In this section, let us learn how to upgrade the existing docker version to the latest on Fedora and CentOS. Please note that currently Docker runs only on 64-bit architecture. As both Fedora and CentOS are from RedHat, commands used are pretty much identical except that the Docker package in Fedora20 and CentOS6.5 is called “docker-io”.

If you do not already have Docker installed on the system, install it using:

"yum install docker-io"  –  on Fedora20 / CentOS6.5

"yum install docker"  - on Fedora21 / CentOS7

Before upgrading, it is good to have a backup of the docker images and container volumes.

Refer filesystem to a tar archive and volumes backups, restores or migrations options for more details.

Currently the test system has Docker version 1.5 installed. Output shown in the examples are from a Fedora 20 system.

Verify the current version of Docker installed on the system

[root@TestNode1 ~]#sudo docker -v

Docker version 1.5.0, build a8a31ef/1.5.0

If the Docker service is running, first stop it.

[root@TestNode1 ~]# sudo systemctl stop docker

Upgrade to the latest version using yum update. But at the time of writing this article, the repositories were not yet updated with the latest version(1.6). Hence you need to use the binary method of upgradation.

[root@TestNode1 ~]#sudo yum -y update docker-io

No packages marked for update

[root@TestNode1 ~]#sudo wget -O /usr/bin/docker

--2015-04-19 13:40:48--

Resolving (

Connecting to (||:443... connected.

HTTP request sent, awaiting response... 200 OK

Length: 15443598 (15M) [binary/octet-stream]

Saving to: /usr/bin/docker

100%[======================================>] 15,443,598 8.72MB/s in 1.7s

2015-04-19 13:40:50 (8.72 MB/s) - /usr/bin/docker saved

Check the updated version

[root@TestNode1 ~]#sudo docker -v

Docker version 1.6.0, build 4749651

Restart the docker service

[root@TestNode1 ~]# sudo systemctl start docker

Verify that Docker is working

[root@TestNode1 ~]# docker images


fedora latest 834629358fe2 3 months ago 241.3 MB

[root@TestNode1 ~]# docker run fedora /bin/echo Hello World

Hello World

Note on CentOS installation , after installing Docker on CentOS, you might get error messages like the following while trying to start the Docker service

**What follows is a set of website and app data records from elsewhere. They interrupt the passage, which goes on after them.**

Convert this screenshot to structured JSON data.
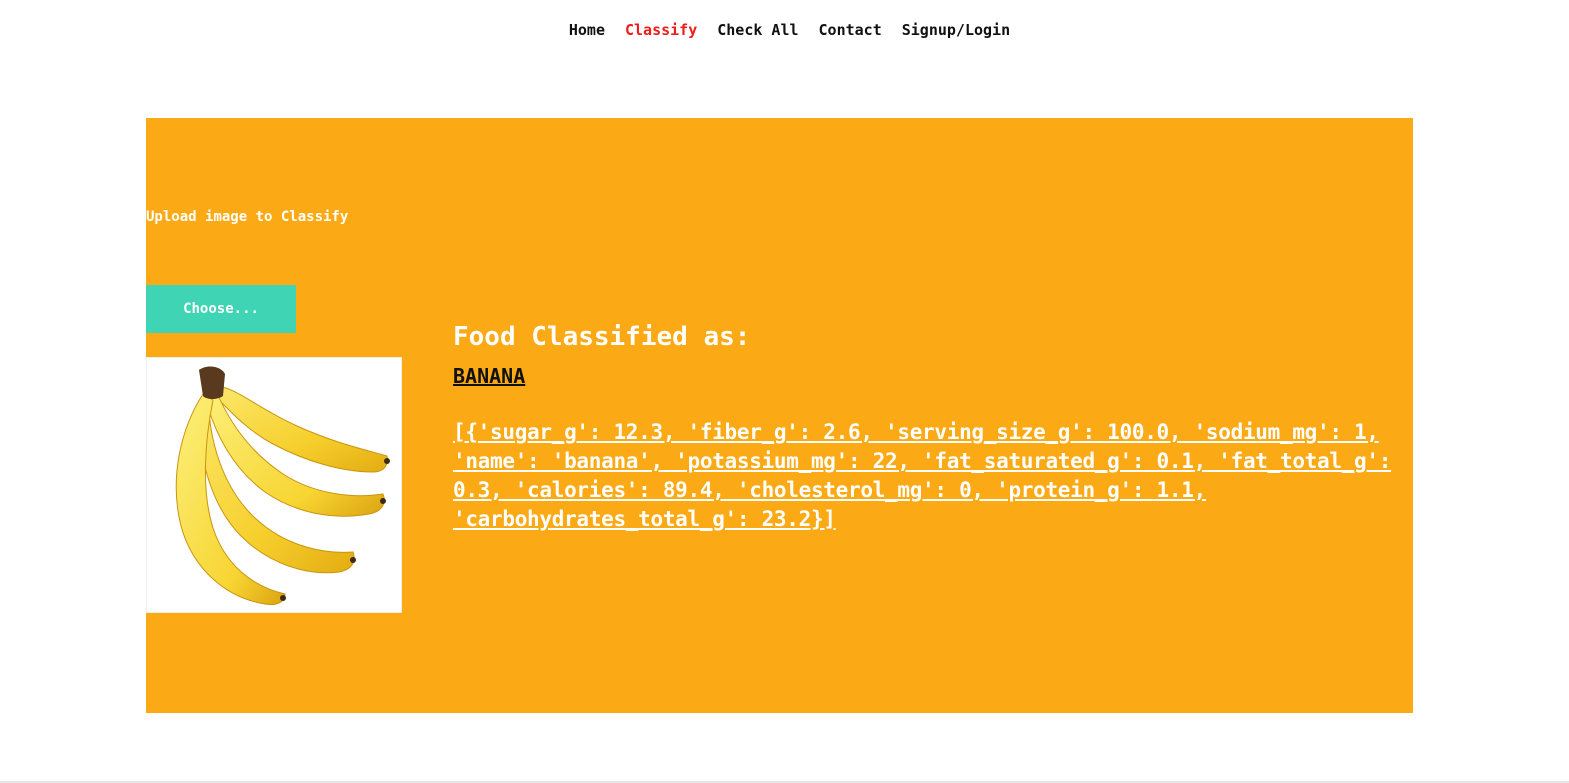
{
  "nav": {
    "items": [
      {
        "label": "Home",
        "active": false
      },
      {
        "label": "Classify",
        "active": true
      },
      {
        "label": "Check All",
        "active": false
      },
      {
        "label": "Contact",
        "active": false
      },
      {
        "label": "Signup/Login",
        "active": false
      }
    ]
  },
  "upload": {
    "label": "Upload image to Classify",
    "button_label": "Choose...",
    "preview_icon": "banana-image"
  },
  "result": {
    "heading": "Food Classified as:",
    "name": "BANANA",
    "nutrition": "[{'sugar_g': 12.3, 'fiber_g': 2.6, 'serving_size_g': 100.0, 'sodium_mg': 1, 'name': 'banana', 'potassium_mg': 22, 'fat_saturated_g': 0.1, 'fat_total_g': 0.3, 'calories': 89.4, 'cholesterol_mg': 0, 'protein_g': 1.1, 'carbohydrates_total_g': 23.2}]"
  },
  "colors": {
    "panel": "#fba914",
    "button": "#3fd4b4",
    "active_nav": "#ee1c1c",
    "text_light": "#ffffff",
    "text_dark": "#111111"
  }
}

docker.service - Docker Application Container Engine

Loaded: loaded (/usr/lib/systemd/system/docker.service; disabled)

Active: failed (Result: exit-code) since Mon 2015-04-20 03:24:24 EDT; 6h ago



Main PID: 21069 (code=exited, status=127)

Apr 20 03:24:24 centos7 systemd[1]: Starting Docker Application Container E.....

Apr 20 03:24:24 centos7 docker[21069]: time="2015-04-20T03:24:24-04:00" lev...)"

Apr 20 03:24:24 centos7 docker[21069]: time="2015-04-20T03:24:24-04:00" lev...)"

Apr 20 03:24:24 centos7 docker[21069]: /usr/bin/docker: relocation error: /...ce

Apr 20 03:24:24 centos7 systemd[1]: docker.service: main process exited, co.../a

Apr 20 03:24:24 centos7 systemd[1]: Failed to start Docker Application Cont...e.

Apr 20 03:24:24 centos7 systemd[1]: Unit docker.service entered failed state.

This is a known bug ( ) and needs an upgrade of the device mapper to the latest level.

[root@centos7 ~]# rpm -qa device-mapper


[root@centos7 ~]# yum update device-mapper

[root@centos7 ~]# rpm -qa device-mapper


[root@centos7 ~]# systemctl start docker


Though the docker technology is quite recent one, it is quickly gaining popularity. It has made life easy for developers and ops teams to quickly create and deploy applications respectively. With the company releasing quick updates to Docker in order to improve the product and address customer requirements, the future is definitely bright for Docker.

About B N Poornima

She is a Linux professional working on Linux and open source since 2003. She loves blogging, travelling, photography and music.

Author Archive Page

Have anything to say?

Your email address will not be published. Required fields are marked *

All comments are subject to moderation.